Stephanie Losi – What Happened
Genre: Folk, Americana
Rock stars walk, talk, and lie about themselves in a certain way. It must be true. After all, that’s the only way that I’ve seen them be presented in the numerous films and television shows about these characters. This is why on the rare occasions that someone has the gull to make no effort to stick to those principles, it’s easy to feel like you’re being witness to someone cracking The Code.
Perhaps the “Alt-Rock Revolution” didn’t have much to do with music at all. Sure, the very best groups that came out of that period were comprised of music geeks and avid record collectors. The real change, however, was in the fact that these were not people who would’ve been picked by a Svengali producer putting together the new hot thing.
Stephanie Losi’s “What Happened” sounds like a carefully planned short story set to music. It feels intimate, it ignores many of the rules used in modern pop music, and it has no interest in overseeing itself. Once you get over these things that may have been implanted in our brains from thousands of hours of pop star inoculation, you are likely to be rewarded with something much greater.
Born Days – How To Disappear
Genre: Indietronica, Indie Pop
I’ve always suspected that professional musicians all keep their cables coiled in a certain way and that they can tune instruments in mere seconds. I’ve always suspected that their undeniable professionalism might be the reason why all of their records sound the exact same way. Born Days doesn’t care about those kinds of conventions or about sounding the same as someone else.
Most people will only ever hear the music that is being played to them on the radio, by television stations or in advertisements. They’ll require the same kind of vetting for everything else that enters their minds. Because of this, we sometimes forget that art, even pop art, has no rules that are required to be followed.

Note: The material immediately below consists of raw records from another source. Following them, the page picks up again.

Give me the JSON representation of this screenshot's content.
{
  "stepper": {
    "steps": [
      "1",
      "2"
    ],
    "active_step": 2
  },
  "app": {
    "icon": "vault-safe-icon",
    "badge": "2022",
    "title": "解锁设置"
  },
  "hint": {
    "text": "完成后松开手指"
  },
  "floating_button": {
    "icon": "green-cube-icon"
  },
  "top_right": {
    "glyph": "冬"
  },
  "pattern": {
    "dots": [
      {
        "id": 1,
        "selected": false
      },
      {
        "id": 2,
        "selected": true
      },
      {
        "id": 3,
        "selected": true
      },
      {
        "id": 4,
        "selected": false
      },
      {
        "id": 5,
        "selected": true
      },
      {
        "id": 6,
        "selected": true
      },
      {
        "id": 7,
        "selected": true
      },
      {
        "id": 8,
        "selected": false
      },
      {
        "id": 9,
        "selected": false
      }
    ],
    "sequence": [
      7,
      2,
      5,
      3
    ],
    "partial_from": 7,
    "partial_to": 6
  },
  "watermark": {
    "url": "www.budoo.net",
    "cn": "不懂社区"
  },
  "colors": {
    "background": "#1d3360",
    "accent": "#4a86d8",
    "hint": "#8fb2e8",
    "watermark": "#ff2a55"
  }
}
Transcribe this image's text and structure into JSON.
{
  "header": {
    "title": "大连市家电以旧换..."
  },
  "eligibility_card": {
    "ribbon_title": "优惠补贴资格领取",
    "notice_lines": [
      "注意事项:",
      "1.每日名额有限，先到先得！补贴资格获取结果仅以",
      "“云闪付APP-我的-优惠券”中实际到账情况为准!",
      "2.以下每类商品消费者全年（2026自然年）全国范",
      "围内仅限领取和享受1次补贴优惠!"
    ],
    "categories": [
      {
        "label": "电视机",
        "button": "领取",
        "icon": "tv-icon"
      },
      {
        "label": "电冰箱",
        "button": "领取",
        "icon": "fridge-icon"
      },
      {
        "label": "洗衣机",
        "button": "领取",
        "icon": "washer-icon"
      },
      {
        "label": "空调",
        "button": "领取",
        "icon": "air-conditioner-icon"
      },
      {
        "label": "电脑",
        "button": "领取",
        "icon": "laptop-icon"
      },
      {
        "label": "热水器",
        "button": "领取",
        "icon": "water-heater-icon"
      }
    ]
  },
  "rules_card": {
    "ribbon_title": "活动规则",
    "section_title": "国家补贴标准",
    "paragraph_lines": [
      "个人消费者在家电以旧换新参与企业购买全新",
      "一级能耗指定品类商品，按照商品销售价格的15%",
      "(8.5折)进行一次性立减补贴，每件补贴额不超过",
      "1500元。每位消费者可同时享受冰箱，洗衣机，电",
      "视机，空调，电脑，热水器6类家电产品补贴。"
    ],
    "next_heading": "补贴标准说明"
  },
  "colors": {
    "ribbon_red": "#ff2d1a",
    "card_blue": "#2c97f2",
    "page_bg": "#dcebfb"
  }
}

Born Days’ “How to Disappear” could be called a modern interpretation of goth music, but that might give the impression that these sounds are following a template. They are not. Instead, because they are created using a DIY approach and charming naivety, they sound unique, like someone unable to follow a map who reaches a far more interesting destination.